EXERCISE OBJECTIVE: In the material below, find every line with "haha" and pull it out.

INPUT FOR THIS TASK:
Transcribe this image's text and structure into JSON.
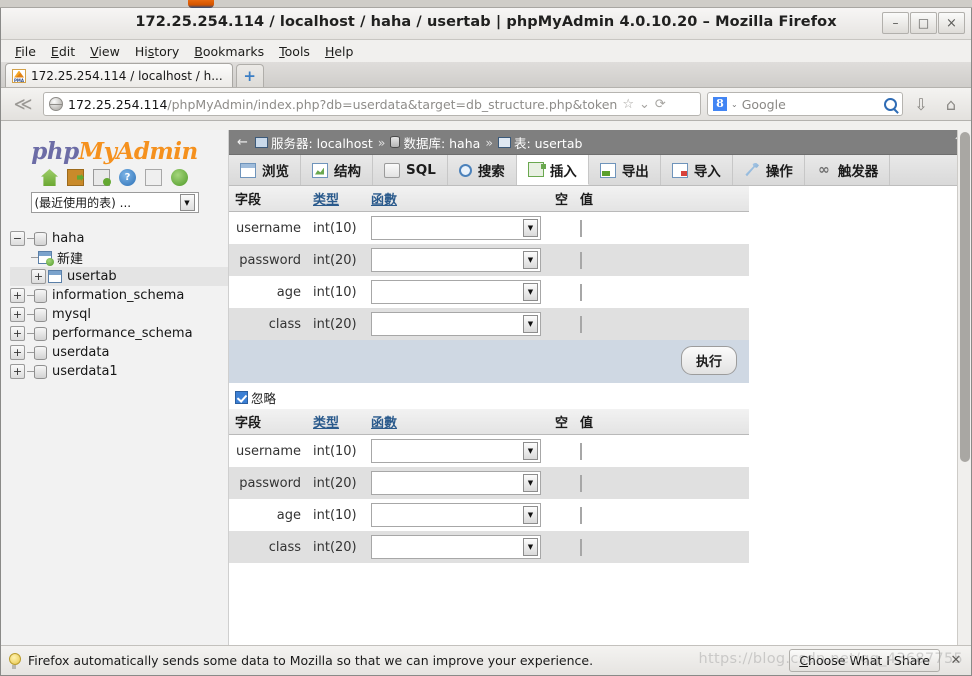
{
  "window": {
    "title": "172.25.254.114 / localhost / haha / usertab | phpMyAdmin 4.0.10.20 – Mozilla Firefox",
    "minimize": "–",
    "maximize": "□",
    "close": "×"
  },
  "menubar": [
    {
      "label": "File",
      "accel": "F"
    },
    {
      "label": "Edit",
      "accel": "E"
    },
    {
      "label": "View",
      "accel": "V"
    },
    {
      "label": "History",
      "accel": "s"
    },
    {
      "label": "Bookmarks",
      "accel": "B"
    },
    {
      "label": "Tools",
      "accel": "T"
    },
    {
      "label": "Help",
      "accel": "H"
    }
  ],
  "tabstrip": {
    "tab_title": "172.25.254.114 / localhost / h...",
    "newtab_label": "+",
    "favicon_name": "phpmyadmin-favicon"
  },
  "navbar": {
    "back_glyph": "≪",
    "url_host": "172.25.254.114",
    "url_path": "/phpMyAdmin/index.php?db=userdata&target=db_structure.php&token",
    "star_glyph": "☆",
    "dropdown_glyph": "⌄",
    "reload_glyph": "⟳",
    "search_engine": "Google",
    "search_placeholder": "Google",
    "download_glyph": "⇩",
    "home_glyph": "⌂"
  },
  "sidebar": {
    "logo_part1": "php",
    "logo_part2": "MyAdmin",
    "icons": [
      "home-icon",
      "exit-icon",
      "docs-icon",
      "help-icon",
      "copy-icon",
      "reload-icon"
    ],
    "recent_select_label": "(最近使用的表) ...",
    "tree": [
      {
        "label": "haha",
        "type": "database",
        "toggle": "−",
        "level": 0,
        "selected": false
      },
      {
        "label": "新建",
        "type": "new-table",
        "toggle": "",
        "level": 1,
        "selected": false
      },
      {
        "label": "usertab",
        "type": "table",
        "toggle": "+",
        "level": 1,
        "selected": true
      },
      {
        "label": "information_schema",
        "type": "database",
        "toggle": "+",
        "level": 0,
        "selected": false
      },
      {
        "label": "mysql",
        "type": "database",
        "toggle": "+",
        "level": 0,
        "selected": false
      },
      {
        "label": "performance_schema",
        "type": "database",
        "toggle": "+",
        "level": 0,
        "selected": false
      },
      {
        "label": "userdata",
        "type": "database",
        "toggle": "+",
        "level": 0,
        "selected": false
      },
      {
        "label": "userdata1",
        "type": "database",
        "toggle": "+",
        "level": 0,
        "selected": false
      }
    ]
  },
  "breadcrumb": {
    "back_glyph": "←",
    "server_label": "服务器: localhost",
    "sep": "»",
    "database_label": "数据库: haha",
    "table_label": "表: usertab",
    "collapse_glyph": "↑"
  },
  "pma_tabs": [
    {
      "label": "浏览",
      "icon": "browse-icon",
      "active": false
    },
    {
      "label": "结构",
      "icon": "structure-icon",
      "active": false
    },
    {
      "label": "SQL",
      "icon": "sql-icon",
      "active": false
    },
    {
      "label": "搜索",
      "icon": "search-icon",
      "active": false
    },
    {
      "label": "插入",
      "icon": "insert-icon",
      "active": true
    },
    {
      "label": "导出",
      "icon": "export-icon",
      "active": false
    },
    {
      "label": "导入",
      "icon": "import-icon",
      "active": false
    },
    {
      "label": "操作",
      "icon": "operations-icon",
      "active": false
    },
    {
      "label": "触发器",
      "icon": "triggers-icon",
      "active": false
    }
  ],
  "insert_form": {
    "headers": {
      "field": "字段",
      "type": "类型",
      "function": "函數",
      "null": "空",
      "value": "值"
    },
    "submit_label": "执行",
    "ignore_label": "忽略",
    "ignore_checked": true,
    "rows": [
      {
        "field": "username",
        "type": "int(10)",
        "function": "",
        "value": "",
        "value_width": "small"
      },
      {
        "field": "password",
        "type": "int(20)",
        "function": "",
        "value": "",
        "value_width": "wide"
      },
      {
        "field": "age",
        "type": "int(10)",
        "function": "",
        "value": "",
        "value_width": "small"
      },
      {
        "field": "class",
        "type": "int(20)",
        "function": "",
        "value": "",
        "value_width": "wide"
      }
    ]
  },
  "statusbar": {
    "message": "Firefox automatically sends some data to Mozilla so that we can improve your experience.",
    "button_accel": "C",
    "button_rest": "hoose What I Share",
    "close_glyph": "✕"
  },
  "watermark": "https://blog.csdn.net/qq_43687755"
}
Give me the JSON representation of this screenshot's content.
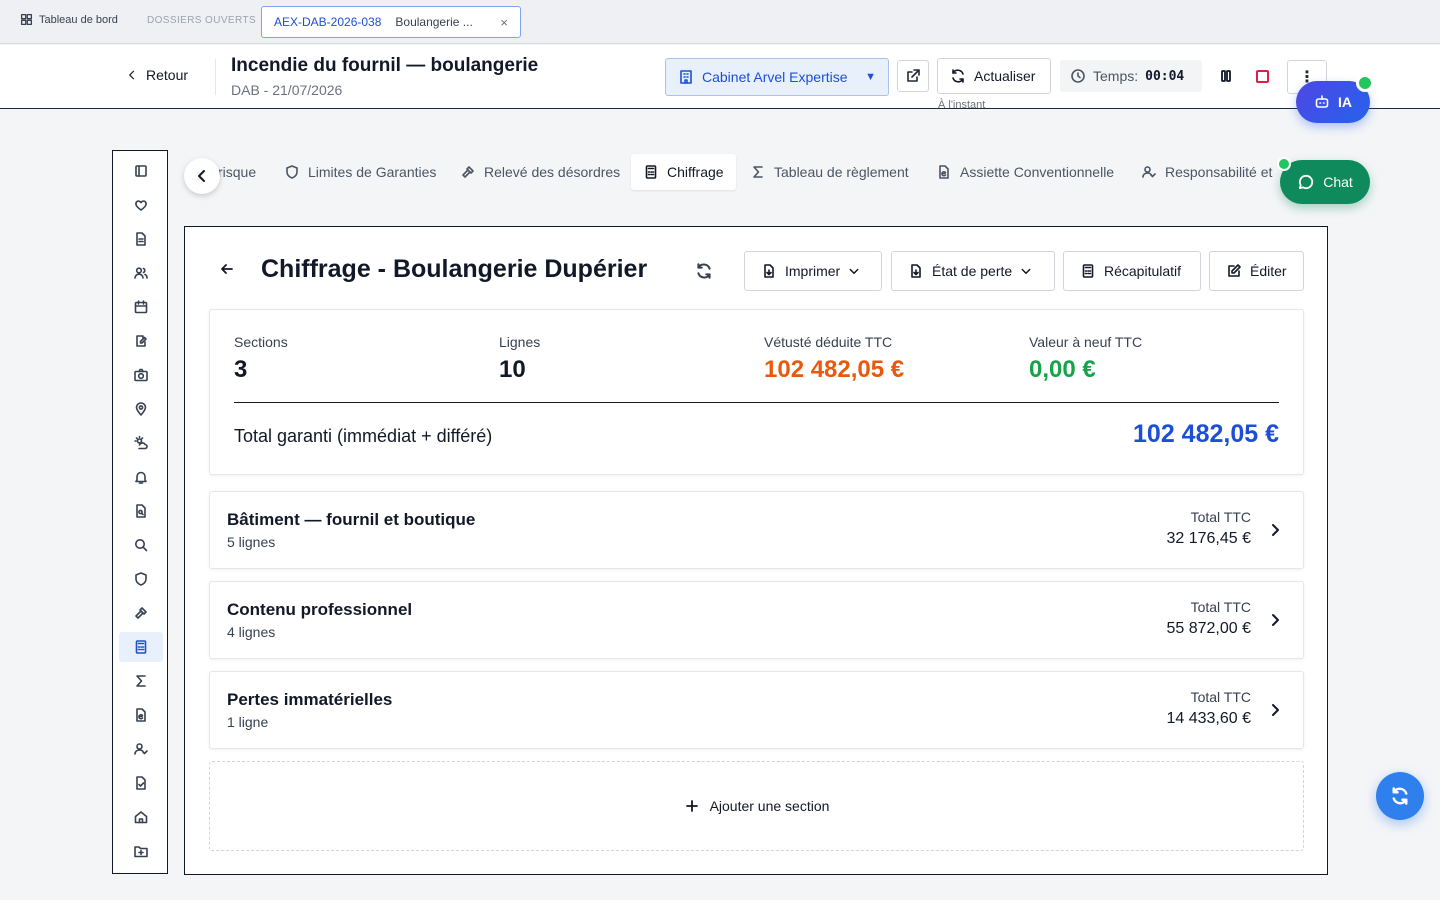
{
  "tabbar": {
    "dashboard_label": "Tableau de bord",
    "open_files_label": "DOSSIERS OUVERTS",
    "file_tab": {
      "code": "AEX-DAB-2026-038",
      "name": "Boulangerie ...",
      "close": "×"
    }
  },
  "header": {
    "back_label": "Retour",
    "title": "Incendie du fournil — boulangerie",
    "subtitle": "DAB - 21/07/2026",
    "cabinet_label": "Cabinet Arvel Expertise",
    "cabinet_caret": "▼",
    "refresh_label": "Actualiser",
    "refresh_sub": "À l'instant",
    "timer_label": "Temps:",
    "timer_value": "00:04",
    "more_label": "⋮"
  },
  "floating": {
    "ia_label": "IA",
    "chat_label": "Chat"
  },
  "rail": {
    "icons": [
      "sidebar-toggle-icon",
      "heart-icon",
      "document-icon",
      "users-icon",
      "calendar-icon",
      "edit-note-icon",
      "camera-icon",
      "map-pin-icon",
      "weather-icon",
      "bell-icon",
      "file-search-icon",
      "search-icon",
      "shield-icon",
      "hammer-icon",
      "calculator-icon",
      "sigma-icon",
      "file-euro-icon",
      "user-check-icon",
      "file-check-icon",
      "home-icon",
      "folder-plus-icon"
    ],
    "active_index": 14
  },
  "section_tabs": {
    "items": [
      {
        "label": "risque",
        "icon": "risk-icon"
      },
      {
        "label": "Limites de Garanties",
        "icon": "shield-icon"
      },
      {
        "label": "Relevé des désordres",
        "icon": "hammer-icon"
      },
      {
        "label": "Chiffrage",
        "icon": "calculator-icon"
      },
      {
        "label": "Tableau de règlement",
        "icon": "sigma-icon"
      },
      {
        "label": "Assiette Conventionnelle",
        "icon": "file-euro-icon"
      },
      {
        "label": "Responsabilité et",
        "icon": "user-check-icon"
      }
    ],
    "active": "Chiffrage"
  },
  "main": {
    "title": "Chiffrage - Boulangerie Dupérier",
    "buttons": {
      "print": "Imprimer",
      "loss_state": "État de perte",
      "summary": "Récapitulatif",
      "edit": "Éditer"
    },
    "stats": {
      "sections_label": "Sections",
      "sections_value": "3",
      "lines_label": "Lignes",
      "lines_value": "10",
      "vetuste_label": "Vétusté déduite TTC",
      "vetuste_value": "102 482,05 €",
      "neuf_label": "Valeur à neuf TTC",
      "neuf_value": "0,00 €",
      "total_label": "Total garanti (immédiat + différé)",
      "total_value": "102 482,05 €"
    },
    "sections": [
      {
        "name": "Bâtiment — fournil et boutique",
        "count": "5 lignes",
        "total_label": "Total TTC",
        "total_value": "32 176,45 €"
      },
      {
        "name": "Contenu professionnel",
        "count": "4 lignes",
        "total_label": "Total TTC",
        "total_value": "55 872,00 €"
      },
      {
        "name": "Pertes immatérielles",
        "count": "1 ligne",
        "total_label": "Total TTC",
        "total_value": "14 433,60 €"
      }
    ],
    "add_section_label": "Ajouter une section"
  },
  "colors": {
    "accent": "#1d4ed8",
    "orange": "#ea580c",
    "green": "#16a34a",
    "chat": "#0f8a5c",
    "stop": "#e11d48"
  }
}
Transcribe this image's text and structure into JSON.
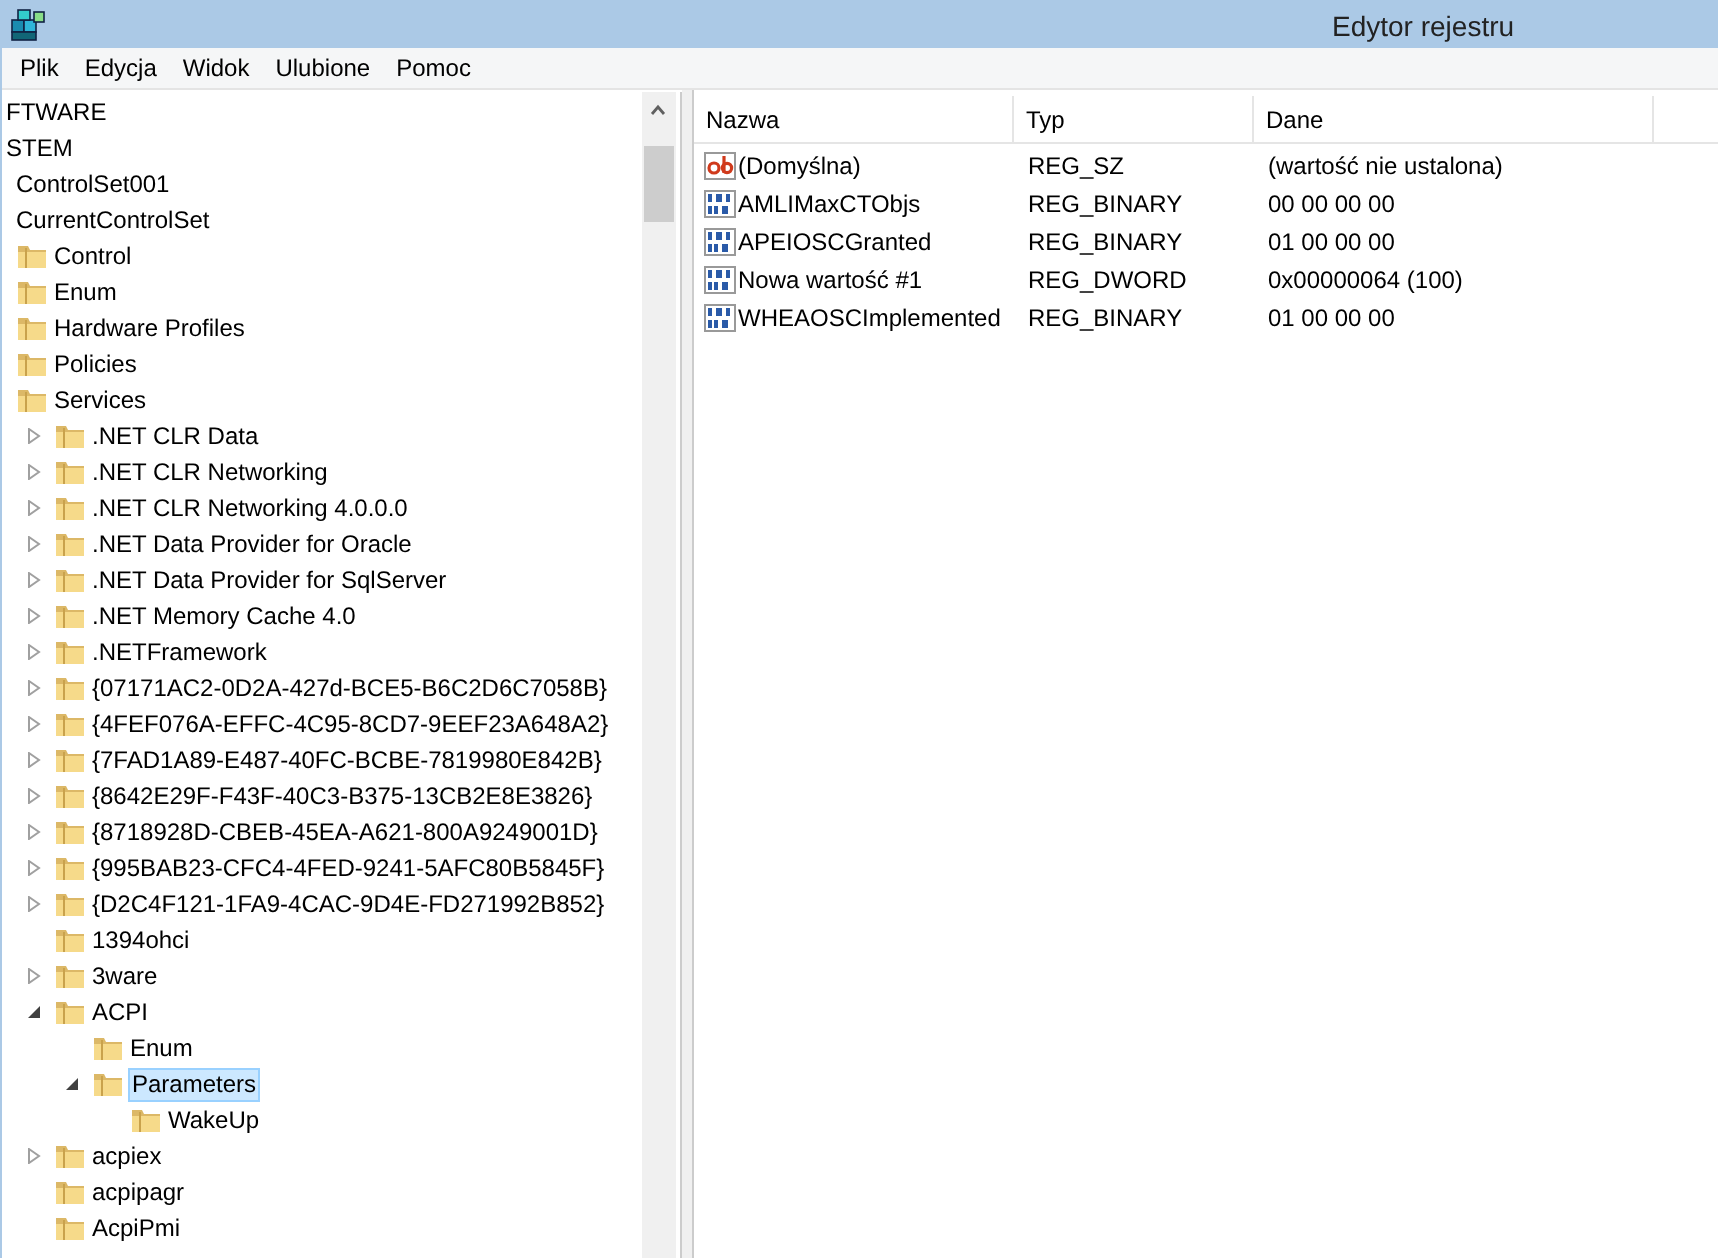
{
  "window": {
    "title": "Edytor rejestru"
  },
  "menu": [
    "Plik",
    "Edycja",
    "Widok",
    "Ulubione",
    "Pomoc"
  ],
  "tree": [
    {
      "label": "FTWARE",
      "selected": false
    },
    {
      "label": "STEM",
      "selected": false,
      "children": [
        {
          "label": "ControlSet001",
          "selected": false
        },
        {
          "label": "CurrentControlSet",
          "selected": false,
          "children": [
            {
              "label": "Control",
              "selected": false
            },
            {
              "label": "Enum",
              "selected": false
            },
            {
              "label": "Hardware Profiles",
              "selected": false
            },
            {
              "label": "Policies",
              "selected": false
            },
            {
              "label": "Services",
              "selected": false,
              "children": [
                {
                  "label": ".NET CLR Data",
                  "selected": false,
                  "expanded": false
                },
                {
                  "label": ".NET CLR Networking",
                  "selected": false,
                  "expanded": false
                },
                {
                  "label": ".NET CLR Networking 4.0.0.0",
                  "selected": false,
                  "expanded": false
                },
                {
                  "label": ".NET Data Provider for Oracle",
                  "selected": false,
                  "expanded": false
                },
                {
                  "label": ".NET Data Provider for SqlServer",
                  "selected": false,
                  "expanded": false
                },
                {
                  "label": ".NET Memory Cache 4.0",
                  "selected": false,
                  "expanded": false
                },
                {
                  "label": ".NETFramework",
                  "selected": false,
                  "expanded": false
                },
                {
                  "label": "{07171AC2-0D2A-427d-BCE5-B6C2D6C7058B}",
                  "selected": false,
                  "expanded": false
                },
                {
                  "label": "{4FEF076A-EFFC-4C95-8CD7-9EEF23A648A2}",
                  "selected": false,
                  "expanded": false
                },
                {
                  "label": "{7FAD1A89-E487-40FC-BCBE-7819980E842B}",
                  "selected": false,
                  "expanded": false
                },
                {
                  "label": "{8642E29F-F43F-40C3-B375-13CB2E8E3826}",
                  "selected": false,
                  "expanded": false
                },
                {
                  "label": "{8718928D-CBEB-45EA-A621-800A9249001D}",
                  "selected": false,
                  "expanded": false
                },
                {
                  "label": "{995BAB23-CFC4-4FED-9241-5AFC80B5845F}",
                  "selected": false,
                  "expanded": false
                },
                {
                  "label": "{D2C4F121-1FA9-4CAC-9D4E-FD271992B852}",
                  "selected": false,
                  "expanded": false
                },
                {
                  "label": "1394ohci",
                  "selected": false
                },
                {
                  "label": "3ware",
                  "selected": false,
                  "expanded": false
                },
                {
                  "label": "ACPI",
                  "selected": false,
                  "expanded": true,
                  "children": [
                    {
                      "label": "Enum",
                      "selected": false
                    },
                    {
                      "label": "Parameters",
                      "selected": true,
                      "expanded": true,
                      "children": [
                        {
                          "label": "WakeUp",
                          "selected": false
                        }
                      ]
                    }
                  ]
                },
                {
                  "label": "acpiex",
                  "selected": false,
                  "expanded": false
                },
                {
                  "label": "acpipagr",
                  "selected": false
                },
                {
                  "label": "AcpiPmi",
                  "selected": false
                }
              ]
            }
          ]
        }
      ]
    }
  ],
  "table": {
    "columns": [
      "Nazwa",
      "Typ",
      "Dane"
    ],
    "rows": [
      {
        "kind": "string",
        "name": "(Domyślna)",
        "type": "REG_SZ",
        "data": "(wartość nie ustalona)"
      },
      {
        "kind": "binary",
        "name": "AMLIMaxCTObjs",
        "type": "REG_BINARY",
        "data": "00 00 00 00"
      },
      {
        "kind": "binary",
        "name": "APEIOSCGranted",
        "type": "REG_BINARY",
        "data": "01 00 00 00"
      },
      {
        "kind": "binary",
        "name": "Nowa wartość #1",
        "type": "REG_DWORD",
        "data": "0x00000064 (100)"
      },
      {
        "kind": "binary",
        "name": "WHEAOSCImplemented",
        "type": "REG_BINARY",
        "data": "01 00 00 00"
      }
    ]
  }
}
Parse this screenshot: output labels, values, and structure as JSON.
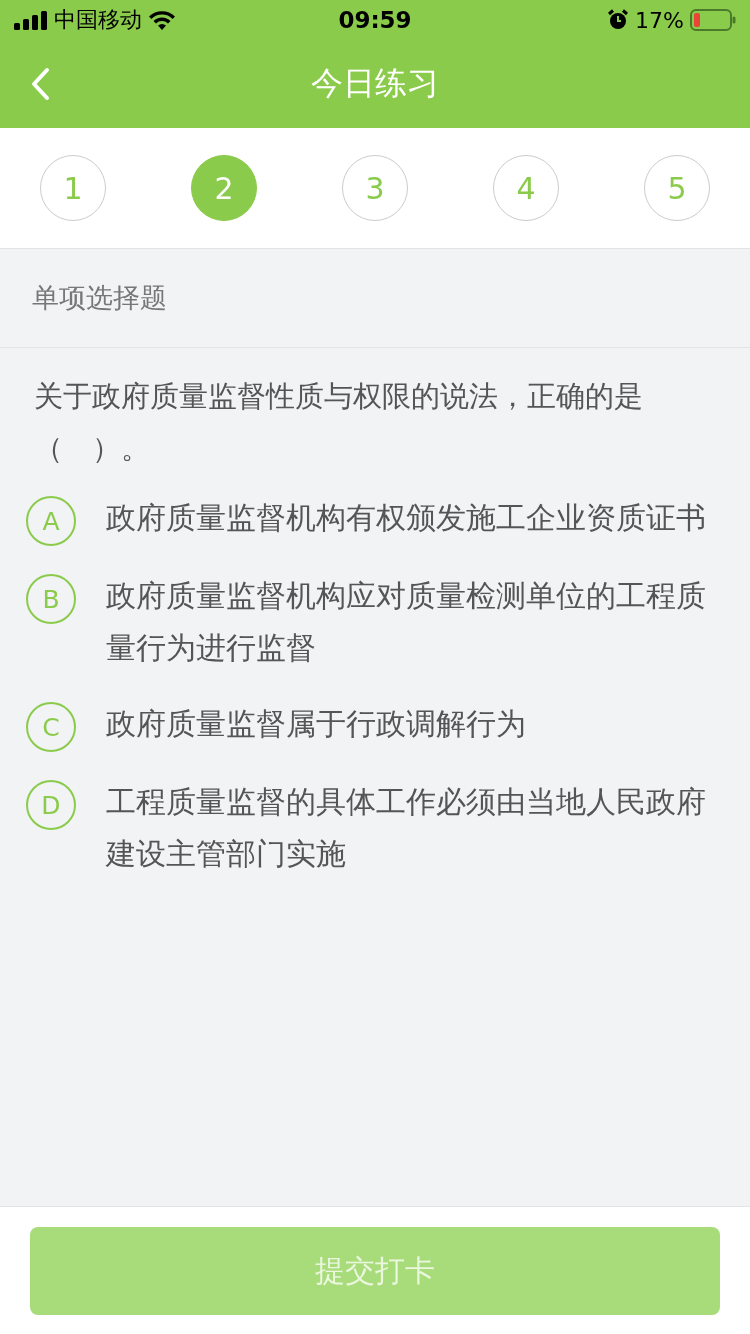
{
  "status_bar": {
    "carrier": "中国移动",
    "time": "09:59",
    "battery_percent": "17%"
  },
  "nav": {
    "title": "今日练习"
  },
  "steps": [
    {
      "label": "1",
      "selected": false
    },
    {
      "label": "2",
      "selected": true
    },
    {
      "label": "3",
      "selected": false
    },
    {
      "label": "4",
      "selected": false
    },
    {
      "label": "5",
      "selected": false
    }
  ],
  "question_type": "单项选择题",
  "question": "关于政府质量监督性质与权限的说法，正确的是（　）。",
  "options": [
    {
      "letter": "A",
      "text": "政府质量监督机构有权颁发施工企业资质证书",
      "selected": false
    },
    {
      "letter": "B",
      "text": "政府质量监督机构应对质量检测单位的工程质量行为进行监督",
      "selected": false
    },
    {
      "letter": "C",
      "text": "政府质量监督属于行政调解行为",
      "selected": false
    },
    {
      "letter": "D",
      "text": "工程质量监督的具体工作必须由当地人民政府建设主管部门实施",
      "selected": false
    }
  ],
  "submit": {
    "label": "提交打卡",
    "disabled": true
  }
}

FINISHED EXERCISE:
    "title": "172.25.254.114 / localhost / haha / usertab | phpMyAdmin 4.0.10.20 – Mozilla Firefox",
        "label": "haha",
    "database_label": "数据库: haha",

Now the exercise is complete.